▶ **Exercise**:
In the records that follow, find each line containing "JSON" and copy it.

----- Data for processing

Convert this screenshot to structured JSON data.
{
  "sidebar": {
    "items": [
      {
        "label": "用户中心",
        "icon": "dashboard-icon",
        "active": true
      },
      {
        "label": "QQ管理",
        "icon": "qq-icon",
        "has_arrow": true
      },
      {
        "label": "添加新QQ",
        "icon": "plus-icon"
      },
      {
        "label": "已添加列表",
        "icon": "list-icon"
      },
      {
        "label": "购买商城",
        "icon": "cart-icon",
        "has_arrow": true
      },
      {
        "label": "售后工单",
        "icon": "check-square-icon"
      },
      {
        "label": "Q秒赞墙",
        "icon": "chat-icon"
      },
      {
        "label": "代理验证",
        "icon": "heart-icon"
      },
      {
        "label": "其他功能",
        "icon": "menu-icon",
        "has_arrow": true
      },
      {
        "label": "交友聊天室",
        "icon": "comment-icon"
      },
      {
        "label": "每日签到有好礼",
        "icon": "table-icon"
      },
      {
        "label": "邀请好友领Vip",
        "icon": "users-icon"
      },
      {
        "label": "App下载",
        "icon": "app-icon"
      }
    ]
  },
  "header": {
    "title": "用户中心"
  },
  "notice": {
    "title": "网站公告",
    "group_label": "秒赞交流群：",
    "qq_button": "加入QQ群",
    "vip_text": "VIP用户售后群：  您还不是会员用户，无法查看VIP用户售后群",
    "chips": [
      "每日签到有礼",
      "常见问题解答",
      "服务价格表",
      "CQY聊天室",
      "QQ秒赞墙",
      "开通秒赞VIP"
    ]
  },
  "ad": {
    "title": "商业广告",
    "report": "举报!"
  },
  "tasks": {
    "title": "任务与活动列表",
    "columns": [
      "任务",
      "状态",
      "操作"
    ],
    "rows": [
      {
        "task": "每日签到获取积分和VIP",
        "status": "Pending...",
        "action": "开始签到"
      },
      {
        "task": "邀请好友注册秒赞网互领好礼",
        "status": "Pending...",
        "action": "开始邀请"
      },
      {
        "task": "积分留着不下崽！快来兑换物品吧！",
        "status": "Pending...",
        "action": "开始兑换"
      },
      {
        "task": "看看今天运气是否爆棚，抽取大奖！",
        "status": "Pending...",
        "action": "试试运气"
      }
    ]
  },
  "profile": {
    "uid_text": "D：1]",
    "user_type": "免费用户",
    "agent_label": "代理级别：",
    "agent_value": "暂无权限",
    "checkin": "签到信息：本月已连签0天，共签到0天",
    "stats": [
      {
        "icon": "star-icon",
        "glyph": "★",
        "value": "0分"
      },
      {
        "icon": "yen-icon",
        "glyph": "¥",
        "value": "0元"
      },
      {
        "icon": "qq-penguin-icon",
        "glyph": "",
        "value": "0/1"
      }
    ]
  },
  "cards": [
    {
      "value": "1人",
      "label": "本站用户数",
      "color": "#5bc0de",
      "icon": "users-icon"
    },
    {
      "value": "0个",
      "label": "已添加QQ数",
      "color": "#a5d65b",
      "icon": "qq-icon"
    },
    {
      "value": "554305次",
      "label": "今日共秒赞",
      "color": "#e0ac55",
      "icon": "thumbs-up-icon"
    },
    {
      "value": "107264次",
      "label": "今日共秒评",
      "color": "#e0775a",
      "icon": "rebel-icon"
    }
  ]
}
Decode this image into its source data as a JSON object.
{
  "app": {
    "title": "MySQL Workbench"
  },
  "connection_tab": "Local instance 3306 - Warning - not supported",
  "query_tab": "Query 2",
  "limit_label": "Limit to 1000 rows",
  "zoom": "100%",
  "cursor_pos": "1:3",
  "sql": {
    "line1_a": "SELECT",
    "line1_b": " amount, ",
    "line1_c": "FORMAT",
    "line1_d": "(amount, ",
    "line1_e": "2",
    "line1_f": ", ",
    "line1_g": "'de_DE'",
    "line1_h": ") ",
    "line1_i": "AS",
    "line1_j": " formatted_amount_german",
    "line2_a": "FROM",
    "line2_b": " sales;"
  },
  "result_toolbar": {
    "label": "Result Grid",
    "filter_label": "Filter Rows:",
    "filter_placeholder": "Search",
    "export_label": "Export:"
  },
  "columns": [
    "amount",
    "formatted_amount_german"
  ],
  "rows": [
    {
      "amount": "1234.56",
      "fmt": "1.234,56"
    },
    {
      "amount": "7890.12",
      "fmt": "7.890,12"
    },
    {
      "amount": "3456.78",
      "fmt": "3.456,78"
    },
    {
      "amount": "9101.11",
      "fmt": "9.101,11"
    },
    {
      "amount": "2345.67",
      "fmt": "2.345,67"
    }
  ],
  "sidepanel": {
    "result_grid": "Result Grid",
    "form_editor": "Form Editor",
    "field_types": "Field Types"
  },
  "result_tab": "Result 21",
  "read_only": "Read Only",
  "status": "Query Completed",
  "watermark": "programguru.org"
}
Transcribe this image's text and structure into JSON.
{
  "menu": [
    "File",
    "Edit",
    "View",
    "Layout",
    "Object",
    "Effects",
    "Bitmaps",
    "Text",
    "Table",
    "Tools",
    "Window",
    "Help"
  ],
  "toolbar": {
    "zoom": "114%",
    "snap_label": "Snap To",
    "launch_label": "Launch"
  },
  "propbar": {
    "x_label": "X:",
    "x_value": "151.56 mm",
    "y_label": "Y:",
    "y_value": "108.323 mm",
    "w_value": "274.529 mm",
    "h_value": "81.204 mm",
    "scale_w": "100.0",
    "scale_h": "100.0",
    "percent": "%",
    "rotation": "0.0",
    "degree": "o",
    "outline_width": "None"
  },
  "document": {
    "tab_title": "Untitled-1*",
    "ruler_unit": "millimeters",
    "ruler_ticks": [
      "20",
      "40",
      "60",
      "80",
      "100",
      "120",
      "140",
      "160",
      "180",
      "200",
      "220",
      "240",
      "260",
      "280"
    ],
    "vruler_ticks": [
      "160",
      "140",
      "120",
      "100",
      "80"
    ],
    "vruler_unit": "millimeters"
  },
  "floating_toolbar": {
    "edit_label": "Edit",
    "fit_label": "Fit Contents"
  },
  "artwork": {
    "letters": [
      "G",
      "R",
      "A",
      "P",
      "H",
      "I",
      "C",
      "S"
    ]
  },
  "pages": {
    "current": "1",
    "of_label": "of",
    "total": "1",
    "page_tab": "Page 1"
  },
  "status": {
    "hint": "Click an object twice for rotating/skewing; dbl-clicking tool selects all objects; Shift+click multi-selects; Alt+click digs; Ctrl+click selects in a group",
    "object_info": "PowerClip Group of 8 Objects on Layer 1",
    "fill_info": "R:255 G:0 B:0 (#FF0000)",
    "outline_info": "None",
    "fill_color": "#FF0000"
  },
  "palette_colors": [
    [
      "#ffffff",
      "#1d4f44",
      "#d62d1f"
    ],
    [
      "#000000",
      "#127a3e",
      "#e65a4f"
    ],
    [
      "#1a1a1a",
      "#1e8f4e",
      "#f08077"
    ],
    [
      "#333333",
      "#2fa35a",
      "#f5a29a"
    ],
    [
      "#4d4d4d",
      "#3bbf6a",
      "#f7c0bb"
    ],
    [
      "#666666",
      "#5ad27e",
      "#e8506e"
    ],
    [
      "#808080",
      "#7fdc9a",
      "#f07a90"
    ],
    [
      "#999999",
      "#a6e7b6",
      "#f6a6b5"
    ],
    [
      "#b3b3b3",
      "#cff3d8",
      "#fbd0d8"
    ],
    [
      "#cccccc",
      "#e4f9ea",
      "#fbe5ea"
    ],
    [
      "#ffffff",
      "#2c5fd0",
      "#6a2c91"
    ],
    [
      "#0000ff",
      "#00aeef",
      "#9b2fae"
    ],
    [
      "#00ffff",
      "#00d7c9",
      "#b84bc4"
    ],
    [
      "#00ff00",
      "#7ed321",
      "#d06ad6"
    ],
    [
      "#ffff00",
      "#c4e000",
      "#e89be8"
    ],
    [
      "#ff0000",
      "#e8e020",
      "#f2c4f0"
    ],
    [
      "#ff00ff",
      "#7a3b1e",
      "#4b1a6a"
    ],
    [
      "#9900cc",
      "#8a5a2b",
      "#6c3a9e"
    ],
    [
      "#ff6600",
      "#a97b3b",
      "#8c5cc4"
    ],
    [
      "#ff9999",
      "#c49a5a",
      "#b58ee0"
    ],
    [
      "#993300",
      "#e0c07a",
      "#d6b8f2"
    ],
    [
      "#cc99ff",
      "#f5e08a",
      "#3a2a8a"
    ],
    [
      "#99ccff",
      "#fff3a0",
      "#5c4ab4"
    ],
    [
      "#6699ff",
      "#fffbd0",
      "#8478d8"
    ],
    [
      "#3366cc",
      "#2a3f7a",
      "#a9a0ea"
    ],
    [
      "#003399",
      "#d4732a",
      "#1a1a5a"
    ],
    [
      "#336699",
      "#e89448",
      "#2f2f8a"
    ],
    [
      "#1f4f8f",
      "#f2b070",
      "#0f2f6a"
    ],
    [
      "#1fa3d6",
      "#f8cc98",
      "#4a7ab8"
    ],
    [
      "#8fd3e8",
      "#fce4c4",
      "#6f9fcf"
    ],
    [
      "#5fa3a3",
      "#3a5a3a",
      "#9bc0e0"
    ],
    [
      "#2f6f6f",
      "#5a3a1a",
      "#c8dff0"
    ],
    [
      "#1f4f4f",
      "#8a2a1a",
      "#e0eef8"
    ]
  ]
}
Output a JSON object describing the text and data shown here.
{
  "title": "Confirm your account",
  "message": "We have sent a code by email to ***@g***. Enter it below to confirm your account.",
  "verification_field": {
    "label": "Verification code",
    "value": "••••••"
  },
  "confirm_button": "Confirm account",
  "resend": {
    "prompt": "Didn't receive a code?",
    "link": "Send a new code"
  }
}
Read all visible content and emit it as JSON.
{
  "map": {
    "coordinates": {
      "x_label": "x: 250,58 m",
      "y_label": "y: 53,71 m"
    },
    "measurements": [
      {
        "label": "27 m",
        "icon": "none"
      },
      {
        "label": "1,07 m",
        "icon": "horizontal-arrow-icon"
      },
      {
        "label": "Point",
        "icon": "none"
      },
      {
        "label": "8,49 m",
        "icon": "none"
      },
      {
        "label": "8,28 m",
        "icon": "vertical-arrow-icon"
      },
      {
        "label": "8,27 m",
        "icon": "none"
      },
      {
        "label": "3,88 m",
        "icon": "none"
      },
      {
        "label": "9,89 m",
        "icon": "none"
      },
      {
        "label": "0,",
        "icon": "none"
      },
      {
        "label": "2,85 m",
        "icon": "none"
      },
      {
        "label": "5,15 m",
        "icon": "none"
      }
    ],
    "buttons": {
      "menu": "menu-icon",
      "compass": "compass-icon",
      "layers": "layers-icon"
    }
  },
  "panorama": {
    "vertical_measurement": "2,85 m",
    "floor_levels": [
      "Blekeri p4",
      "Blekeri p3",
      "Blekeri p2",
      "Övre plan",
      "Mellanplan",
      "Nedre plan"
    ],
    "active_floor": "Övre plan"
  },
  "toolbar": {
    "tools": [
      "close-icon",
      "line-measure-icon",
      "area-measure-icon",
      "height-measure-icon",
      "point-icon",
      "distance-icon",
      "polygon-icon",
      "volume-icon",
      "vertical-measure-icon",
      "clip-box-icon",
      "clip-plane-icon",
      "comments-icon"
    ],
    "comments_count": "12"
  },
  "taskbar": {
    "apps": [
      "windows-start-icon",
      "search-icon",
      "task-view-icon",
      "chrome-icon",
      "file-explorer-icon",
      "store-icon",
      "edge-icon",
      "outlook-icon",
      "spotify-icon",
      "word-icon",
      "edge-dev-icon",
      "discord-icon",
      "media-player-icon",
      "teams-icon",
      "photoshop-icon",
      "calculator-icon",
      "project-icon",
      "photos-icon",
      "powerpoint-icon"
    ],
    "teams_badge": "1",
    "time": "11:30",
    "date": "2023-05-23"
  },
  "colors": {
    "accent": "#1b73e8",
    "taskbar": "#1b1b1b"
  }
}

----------

▶ **Answer box**:
Convert this screenshot to structured JSON data.
Decode this image into its source data as a JSON object.
Transcribe this image's text and structure into JSON.
Output a JSON object describing the text and data shown here.
Read all visible content and emit it as JSON.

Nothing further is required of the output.